For example, this was posted last week by someone identifying themselves as Luke Popez:

Seven years later....YOU WERE WRONG. About all of it. Diverging diamond has reduced fatalities by 60%.

Here’s a another in that same period from someone identified as Callie Masters:

This guy wants a highway intersection to be as friendly as a teddy bear's picnic spot. Keep your nervous kids at home! We're trying to drive fast here!!

And from James Lemay:

Turns out you were totally wrong about everything.

I was wrong about everything, the diverging diamond is safer than what it replaced, people want to drive fast so stop being such a ninny. These are very interesting assertions, especially since they respond to a contention that I never made. And THAT is the problem.

So many traffic engineers suffer from human-neglect, an inability to perceive humans in their designs. Even when forced to accommodate pedestrians— their pet term for humans—they still don’t intuitively perceive them.

My diverging diamond video was responding to an engineer who had recorded a video to show off the pedestrian-friendly design of the diverging diamond. That engineer asserted throughout the video that the DDI was pedestrian-friendly. To make his case, he noted the Jersey barrier, raised domes for the vision-impaired, decorative brick, push button crossings, and the beautiful view of the interstate, among other features.

This was then, and remains today, totally ludicrous. My video points this out. The DDI design is quintessential checklist engineering: an approach that goes through the motions of meeting each requirement for pedestrian access, but—due to human-neglect—is despotic for people outside of a motor vehicle.

My highest aspiration in making this video was that my fellow engineers would start to recognize the difference between a checklist approach and an actual design that considers humans. (I’ll admit I had some lower aspirations as well.) Not only has that not happened, but these continued responses just demonstrate the widespread human-neglect the profession suffers from.

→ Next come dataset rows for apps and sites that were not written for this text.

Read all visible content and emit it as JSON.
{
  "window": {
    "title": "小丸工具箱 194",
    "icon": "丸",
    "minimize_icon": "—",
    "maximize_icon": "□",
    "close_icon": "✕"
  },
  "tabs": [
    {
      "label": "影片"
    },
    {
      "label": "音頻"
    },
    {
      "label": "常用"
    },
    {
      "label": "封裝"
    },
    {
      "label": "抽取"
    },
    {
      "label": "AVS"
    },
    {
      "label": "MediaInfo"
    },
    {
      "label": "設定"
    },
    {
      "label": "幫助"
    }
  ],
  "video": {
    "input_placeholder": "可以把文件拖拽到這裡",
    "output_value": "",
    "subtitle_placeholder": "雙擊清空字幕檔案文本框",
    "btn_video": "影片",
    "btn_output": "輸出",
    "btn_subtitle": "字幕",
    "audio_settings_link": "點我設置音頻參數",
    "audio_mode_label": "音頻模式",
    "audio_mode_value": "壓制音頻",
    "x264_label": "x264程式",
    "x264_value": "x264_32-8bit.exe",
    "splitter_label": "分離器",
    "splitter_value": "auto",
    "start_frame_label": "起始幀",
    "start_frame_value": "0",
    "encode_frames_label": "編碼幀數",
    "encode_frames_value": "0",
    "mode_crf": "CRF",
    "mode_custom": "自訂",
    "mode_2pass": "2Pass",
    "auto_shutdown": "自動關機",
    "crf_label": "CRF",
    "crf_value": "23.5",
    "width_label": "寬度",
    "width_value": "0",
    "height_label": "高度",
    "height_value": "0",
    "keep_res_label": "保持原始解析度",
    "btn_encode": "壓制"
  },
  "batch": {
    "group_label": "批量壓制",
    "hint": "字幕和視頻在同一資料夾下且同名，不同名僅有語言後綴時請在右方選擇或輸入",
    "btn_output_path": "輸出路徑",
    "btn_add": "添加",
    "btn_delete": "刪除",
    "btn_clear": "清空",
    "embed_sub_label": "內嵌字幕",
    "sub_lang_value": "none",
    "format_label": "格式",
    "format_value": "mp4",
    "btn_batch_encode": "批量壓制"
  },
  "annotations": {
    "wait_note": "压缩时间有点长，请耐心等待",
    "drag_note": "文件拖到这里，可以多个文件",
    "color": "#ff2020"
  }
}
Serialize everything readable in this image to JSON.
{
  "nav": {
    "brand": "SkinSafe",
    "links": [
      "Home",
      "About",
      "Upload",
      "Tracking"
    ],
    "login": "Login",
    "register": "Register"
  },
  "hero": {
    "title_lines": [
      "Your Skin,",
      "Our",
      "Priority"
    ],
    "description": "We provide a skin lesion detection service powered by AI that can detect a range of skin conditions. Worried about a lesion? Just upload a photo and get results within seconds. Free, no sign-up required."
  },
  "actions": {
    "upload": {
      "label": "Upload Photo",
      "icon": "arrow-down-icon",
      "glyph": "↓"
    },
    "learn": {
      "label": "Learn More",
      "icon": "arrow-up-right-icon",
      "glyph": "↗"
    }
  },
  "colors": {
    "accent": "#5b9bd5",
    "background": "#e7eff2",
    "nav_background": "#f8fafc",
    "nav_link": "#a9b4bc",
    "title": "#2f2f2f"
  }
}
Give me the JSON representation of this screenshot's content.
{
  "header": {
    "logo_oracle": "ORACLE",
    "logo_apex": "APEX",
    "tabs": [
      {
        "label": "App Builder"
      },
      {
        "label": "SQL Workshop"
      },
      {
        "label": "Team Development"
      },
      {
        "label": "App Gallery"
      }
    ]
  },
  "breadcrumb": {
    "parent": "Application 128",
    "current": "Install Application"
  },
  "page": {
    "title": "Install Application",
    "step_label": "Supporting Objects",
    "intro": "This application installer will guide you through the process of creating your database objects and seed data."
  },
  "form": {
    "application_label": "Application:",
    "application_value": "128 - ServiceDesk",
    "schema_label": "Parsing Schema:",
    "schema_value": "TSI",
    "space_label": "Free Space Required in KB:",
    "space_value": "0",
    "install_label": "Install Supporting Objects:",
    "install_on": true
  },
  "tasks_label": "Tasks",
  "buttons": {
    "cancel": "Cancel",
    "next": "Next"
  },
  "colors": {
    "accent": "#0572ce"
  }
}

Engineer: The DDI is pedestrian friendly.

Me: No, it’s actually despotic for humans that are not in a vehicle.

Engineer: You’re wrong. It increases traffic flow and there are fewer crashes per through movement.

This is silly, and it’s inane and unbecoming to suggest that I’m somehow wrong on this because it meets engineering metrics. Of course it does. I’ve never suggested it didn’t. In fact, let me state this clearly in the hopes that it will help some of you traffic engineers:

The DDI is a brilliant design if your goal is to improve traffic flow without increasing the width of the interchange. It will handle more vehicles-per-hour, especially during peak times, and it will do so with improvements to traffic safety. It can also be engineered to accommodate pedestrians in ways that are safer than non-DDI interchanges.

All of this is true, and I’ve never argued that it wasn’t. Here’s what else is true: the DDI is not pedestrian-friendly. Not in the least.

                Pedestrian: a person walking along a road or in a developed area

                Friendly: kind and pleasant

Jersey barriers, reflective markings, and decorative brick do not magically transform something so despotic into something kind and pleasant. They might make it slightly less despotic—and that’s arguable—but they do not make it friendly. If you want to argue with me on the DDI, if you want to laugh at me and claim I’m wrong, stop creating straw men to beat up, and instead make an argument as to why this interchange is kind and pleasant to someone on foot.

The sad thing is, I don’t think most of these engineers can, not because they are wrong—and they ARE wrong—but because they suffer from human-neglect. This affliction makes them incapable of even knowing they are wrong because they are not perceiving humans beyond the checklists they have created for themselves.

And these are the same people, with the same affliction, who are designing the stroads through our neighborhoods as well. We all deserve better.

Top photo from Don Kostelec.